(Website and app data records)
==*==

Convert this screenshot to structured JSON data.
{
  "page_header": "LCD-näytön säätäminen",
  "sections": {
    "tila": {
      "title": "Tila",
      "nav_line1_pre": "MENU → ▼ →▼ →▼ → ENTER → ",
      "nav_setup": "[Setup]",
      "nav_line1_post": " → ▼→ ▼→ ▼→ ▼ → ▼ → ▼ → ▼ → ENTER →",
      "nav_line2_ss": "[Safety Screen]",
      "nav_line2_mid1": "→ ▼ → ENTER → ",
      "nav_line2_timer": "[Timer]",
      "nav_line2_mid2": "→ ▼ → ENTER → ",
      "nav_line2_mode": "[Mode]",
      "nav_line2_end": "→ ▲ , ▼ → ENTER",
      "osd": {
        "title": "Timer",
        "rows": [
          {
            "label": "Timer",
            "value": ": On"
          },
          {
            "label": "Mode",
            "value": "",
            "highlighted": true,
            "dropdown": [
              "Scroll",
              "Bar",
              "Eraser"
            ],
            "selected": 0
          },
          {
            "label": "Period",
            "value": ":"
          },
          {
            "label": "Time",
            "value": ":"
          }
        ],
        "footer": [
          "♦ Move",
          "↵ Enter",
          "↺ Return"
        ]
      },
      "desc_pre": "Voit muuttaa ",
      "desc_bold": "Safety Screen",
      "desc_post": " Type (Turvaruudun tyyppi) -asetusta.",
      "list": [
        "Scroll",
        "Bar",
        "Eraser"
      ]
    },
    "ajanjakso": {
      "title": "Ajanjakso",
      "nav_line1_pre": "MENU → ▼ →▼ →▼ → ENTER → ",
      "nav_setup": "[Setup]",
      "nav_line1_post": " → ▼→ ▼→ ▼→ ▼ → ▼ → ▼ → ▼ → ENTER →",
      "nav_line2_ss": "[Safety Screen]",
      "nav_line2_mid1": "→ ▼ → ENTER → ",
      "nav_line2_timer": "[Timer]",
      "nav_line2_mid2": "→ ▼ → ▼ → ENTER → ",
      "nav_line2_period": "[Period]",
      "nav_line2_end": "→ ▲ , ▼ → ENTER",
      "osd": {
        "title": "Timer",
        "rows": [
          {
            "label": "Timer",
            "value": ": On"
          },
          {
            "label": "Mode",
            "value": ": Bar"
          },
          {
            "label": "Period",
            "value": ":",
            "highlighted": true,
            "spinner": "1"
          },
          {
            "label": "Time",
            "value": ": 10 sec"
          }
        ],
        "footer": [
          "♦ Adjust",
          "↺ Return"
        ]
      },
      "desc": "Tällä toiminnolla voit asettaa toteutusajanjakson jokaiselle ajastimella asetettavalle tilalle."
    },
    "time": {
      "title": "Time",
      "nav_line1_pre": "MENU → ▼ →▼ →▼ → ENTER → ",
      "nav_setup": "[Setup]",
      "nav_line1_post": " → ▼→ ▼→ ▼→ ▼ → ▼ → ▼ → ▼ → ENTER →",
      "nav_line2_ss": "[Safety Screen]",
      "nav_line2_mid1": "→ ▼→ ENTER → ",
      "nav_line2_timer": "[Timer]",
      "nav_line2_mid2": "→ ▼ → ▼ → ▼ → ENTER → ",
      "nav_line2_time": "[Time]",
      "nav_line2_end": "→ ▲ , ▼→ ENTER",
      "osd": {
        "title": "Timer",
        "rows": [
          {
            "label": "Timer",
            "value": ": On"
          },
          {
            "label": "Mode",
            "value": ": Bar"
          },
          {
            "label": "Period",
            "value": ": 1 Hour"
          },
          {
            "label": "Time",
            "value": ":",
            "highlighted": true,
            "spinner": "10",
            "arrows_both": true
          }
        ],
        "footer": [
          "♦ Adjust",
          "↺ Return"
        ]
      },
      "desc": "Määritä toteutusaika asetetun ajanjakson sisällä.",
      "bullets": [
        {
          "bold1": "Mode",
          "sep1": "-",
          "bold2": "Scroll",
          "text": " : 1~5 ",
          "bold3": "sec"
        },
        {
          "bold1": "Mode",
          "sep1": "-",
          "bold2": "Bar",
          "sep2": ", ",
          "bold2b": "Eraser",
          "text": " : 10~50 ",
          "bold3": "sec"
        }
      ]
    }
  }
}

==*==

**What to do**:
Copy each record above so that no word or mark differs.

**Result for this exercise**:
Convert this screenshot to structured JSON data.
{
  "page_header": "LCD-näytön säätäminen",
  "sections": {
    "tila": {
      "title": "Tila",
      "nav_line1_pre": "MENU → ▼ →▼ →▼ → ENTER → ",
      "nav_setup": "[Setup]",
      "nav_line1_post": " → ▼→ ▼→ ▼→ ▼ → ▼ → ▼ → ▼ → ENTER →",
      "nav_line2_ss": "[Safety Screen]",
      "nav_line2_mid1": "→ ▼ → ENTER → ",
      "nav_line2_timer": "[Timer]",
      "nav_line2_mid2": "→ ▼ → ENTER → ",
      "nav_line2_mode": "[Mode]",
      "nav_line2_end": "→ ▲ , ▼ → ENTER",
      "osd": {
        "title": "Timer",
        "rows": [
          {
            "label": "Timer",
            "value": ": On"
          },
          {
            "label": "Mode",
            "value": "",
            "highlighted": true,
            "dropdown": [
              "Scroll",
              "Bar",
              "Eraser"
            ],
            "selected": 0
          },
          {
            "label": "Period",
            "value": ":"
          },
          {
            "label": "Time",
            "value": ":"
          }
        ],
        "footer": [
          "♦ Move",
          "↵ Enter",
          "↺ Return"
        ]
      },
      "desc_pre": "Voit muuttaa ",
      "desc_bold": "Safety Screen",
      "desc_post": " Type (Turvaruudun tyyppi) -asetusta.",
      "list": [
        "Scroll",
        "Bar",
        "Eraser"
      ]
    },
    "ajanjakso": {
      "title": "Ajanjakso",
      "nav_line1_pre": "MENU → ▼ →▼ →▼ → ENTER → ",
      "nav_setup": "[Setup]",
      "nav_line1_post": " → ▼→ ▼→ ▼→ ▼ → ▼ → ▼ → ▼ → ENTER →",
      "nav_line2_ss": "[Safety Screen]",
      "nav_line2_mid1": "→ ▼ → ENTER → ",
      "nav_line2_timer": "[Timer]",
      "nav_line2_mid2": "→ ▼ → ▼ → ENTER → ",
      "nav_line2_period": "[Period]",
      "nav_line2_end": "→ ▲ , ▼ → ENTER",
      "osd": {
        "title": "Timer",
        "rows": [
          {
            "label": "Timer",
            "value": ": On"
          },
          {
            "label": "Mode",
            "value": ": Bar"
          },
          {
            "label": "Period",
            "value": ":",
            "highlighted": true,
            "spinner": "1"
          },
          {
            "label": "Time",
            "value": ": 10 sec"
          }
        ],
        "footer": [
          "♦ Adjust",
          "↺ Return"
        ]
      },
      "desc": "Tällä toiminnolla voit asettaa toteutusajanjakson jokaiselle ajastimella asetettavalle tilalle."
    },
    "time": {
      "title": "Time",
      "nav_line1_pre": "MENU → ▼ →▼ →▼ → ENTER → ",
      "nav_setup": "[Setup]",
      "nav_line1_post": " → ▼→ ▼→ ▼→ ▼ → ▼ → ▼ → ▼ → ENTER →",
      "nav_line2_ss": "[Safety Screen]",
      "nav_line2_mid1": "→ ▼→ ENTER → ",
      "nav_line2_timer": "[Timer]",
      "nav_line2_mid2": "→ ▼ → ▼ → ▼ → ENTER → ",
      "nav_line2_time": "[Time]",
      "nav_line2_end": "→ ▲ , ▼→ ENTER",
      "osd": {
        "title": "Timer",
        "rows": [
          {
            "label": "Timer",
            "value": ": On"
          },
          {
            "label": "Mode",
            "value": ": Bar"
          },
          {
            "label": "Period",
            "value": ": 1 Hour"
          },
          {
            "label": "Time",
            "value": ":",
            "highlighted": true,
            "spinner": "10",
            "arrows_both": true
          }
        ],
        "footer": [
          "♦ Adjust",
          "↺ Return"
        ]
      },
      "desc": "Määritä toteutusaika asetetun ajanjakson sisällä.",
      "bullets": [
        {
          "bold1": "Mode",
          "sep1": "-",
          "bold2": "Scroll",
          "text": " : 1~5 ",
          "bold3": "sec"
        },
        {
          "bold1": "Mode",
          "sep1": "-",
          "bold2": "Bar",
          "sep2": ", ",
          "bold2b": "Eraser",
          "text": " : 10~50 ",
          "bold3": "sec"
        }
      ]
    }
  }
}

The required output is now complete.